Easton’s imposing civic buildings designed by H. H. Richardson (of Trinity Church fame) come courtesy of the Ames family, whose iron-bladed shovel laid miles of Union Pacific rail. The appetite for historic preservation still runs high in Easton, which has long socked away land for conservation. All those attributes, plus strong schools and access to Routes 495 and 24, gave Easton a good run-up in home values during the first half of this decade, but today there’s a fair amount of inventory. Still, buying here won’t necessarily push you into jumbo-loan territory. A nice Colonial on 2 acres, for example, is being offered in the $400,000s.

Median home price $453,500
One-year change -8.57%
Since market peak -13.11%

Along the sun-dappled, clam shack–speckled drive that is Route 1A, it’s hard to tell where Wenham begins and Hamilton ends. For Wenham, that’s a boon. The twin towns share a school system, library, and recreation department, as well as a commercial district along their border. But Wenham’s median home price reflects a roughly $50,000 discount from tonier Hamilton’s, making it a smart buy. The state has studied merging the towns into a single municipality (Wenhamilton?), and if it ever pursues such a move, Wenham’s values will be the ones to benefit.

Median home price $420,000
One-year change -15.75%
Since market peak -18.45%

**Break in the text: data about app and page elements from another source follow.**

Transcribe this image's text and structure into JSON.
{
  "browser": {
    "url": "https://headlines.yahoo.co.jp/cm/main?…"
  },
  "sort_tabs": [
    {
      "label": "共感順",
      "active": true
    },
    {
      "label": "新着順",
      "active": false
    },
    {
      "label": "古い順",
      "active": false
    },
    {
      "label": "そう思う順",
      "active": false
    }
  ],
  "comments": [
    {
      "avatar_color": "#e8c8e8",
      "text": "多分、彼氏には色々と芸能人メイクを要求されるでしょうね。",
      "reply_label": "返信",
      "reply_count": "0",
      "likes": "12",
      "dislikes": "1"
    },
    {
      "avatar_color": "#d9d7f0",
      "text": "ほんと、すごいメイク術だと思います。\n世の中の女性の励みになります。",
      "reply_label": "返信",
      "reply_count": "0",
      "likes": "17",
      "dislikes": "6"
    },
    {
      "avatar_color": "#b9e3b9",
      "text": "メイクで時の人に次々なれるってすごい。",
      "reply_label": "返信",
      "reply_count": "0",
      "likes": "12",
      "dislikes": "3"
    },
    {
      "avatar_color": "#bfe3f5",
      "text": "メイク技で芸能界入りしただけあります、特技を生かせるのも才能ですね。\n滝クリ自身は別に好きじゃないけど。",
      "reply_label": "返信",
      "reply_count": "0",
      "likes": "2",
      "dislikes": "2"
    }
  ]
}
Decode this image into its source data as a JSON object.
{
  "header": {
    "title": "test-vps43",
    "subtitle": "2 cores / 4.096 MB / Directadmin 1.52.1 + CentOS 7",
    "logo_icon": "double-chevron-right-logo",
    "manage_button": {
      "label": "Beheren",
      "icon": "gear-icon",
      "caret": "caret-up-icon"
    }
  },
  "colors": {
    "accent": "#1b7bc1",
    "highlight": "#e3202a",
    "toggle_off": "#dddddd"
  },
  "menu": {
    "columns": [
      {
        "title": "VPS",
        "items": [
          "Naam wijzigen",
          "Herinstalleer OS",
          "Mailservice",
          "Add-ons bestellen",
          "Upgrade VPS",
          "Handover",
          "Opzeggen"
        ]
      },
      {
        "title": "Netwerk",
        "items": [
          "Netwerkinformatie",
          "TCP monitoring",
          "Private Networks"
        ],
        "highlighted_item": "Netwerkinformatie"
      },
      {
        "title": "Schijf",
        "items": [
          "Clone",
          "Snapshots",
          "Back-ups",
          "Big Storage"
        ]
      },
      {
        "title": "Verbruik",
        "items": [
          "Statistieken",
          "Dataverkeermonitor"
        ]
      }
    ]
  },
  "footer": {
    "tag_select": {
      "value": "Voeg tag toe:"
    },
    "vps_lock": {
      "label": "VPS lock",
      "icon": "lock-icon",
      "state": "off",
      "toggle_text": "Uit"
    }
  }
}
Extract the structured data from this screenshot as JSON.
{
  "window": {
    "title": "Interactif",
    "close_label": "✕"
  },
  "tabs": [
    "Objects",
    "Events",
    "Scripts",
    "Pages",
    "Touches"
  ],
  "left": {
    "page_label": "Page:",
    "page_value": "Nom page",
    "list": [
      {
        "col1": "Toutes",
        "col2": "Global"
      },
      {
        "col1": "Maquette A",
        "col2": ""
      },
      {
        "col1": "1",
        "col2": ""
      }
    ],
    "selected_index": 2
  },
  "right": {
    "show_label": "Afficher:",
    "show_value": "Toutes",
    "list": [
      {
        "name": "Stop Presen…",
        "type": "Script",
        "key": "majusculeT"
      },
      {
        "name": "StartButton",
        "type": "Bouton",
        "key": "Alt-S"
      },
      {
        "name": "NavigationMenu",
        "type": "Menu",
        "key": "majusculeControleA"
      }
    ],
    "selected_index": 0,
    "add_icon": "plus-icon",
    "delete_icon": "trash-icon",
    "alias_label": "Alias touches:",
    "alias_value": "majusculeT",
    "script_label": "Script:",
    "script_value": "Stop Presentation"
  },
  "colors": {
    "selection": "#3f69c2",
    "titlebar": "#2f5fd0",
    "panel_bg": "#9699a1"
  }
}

The longer commute to Boston, the fire sale going on in nearby Lowell, and a general oversupply of four-bedroom, recent-vintage Colonials have softened the market, but it’s temporary: While generating some of the fastest growth rates in eastern Massachusetts, the town clamped down on residential permitting a little over a decade ago. Businesses love Westford because it charges them the same as the residential tax rate, and the jobs created by the likes of Puma and IBM can only spell good things for home values in the long term. Appealing traces of Westford’s rural roots can be found in its farm stands, historic clapboard houses, and Apple Blossom Festival, held each spring. The Nabnasset Lake area is the best bet for finding starter homes under $400,000.